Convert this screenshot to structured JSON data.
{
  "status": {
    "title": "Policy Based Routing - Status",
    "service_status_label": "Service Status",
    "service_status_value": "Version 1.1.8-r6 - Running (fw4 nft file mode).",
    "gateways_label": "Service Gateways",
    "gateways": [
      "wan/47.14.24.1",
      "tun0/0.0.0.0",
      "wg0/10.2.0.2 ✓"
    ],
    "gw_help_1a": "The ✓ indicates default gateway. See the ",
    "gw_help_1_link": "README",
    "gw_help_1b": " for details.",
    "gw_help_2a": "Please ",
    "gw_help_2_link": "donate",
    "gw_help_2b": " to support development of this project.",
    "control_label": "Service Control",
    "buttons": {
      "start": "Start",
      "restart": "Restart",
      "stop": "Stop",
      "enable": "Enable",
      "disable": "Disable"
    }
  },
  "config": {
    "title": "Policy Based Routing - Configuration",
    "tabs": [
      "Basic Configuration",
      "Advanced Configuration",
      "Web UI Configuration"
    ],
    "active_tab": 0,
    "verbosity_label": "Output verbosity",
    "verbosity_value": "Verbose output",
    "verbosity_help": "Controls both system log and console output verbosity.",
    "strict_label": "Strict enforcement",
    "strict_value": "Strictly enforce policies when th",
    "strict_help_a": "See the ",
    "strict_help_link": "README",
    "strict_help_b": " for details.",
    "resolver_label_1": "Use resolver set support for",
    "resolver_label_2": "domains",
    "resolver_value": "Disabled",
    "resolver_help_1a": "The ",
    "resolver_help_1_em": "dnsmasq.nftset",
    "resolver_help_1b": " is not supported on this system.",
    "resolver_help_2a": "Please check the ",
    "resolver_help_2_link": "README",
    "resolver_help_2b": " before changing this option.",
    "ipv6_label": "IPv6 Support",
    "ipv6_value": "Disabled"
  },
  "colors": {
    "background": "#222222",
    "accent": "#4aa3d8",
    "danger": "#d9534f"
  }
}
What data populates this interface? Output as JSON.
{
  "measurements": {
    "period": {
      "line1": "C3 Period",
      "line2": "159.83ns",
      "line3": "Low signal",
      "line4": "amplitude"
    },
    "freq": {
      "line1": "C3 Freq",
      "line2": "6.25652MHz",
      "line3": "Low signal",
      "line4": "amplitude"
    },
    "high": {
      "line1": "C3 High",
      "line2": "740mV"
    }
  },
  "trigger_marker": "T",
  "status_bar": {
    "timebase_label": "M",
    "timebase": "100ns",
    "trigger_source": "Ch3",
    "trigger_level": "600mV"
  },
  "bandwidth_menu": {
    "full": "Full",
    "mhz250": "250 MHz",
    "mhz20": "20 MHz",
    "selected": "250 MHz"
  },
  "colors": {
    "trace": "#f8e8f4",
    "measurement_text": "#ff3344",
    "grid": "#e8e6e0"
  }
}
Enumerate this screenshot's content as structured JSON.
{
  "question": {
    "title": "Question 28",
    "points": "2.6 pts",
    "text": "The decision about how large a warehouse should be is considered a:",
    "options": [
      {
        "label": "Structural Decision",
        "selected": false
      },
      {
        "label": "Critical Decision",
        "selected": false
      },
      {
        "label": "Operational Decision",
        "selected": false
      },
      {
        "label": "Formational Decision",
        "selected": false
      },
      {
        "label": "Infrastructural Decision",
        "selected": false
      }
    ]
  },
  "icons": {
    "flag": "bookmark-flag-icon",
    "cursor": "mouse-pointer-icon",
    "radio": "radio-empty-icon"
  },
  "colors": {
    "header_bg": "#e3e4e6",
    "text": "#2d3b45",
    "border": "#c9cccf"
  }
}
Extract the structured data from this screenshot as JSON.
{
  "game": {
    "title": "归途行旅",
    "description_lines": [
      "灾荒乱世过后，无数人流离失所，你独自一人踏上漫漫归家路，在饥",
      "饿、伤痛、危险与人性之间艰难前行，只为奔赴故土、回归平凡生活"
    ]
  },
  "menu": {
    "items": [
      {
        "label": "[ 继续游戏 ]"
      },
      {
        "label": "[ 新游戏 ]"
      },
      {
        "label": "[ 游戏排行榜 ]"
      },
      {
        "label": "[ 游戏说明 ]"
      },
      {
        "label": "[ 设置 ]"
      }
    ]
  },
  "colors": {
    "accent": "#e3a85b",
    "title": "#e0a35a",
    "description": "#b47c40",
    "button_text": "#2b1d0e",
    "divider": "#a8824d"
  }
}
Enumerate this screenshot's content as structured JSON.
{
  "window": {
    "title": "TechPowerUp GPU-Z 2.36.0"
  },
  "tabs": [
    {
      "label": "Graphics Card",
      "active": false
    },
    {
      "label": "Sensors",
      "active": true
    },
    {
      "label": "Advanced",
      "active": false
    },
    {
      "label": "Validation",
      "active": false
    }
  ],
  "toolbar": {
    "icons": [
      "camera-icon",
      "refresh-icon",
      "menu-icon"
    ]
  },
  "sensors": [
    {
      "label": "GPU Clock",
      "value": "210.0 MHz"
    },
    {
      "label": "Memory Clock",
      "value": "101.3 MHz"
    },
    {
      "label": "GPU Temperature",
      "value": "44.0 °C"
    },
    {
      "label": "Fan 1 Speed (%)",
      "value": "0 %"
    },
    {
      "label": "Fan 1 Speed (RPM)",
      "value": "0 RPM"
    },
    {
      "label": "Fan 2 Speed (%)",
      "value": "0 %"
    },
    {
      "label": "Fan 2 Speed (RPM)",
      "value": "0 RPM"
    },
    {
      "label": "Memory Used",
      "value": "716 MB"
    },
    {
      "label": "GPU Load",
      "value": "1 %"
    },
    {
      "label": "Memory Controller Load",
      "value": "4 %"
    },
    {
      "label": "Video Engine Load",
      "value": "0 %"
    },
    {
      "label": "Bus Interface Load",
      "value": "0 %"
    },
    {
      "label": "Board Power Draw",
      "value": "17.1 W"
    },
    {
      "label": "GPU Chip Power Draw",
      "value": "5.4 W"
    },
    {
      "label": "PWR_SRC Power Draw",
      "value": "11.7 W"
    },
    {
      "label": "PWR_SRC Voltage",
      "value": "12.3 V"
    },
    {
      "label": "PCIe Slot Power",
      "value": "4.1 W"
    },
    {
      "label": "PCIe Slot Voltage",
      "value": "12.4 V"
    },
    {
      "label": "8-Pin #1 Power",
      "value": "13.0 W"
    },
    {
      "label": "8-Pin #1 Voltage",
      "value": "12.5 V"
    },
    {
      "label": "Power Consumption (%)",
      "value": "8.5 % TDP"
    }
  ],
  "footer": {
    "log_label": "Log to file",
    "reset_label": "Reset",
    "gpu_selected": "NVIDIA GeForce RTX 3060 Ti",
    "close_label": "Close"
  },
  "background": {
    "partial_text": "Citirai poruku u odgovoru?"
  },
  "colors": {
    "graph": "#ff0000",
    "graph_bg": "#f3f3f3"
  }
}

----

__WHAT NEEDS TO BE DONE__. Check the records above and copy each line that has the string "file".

__SOLVED EXERCISE__.
    "service_status_value": "Version 1.1.8-r6 - Running (fw4 nft file mode).",
    "log_label": "Log to file",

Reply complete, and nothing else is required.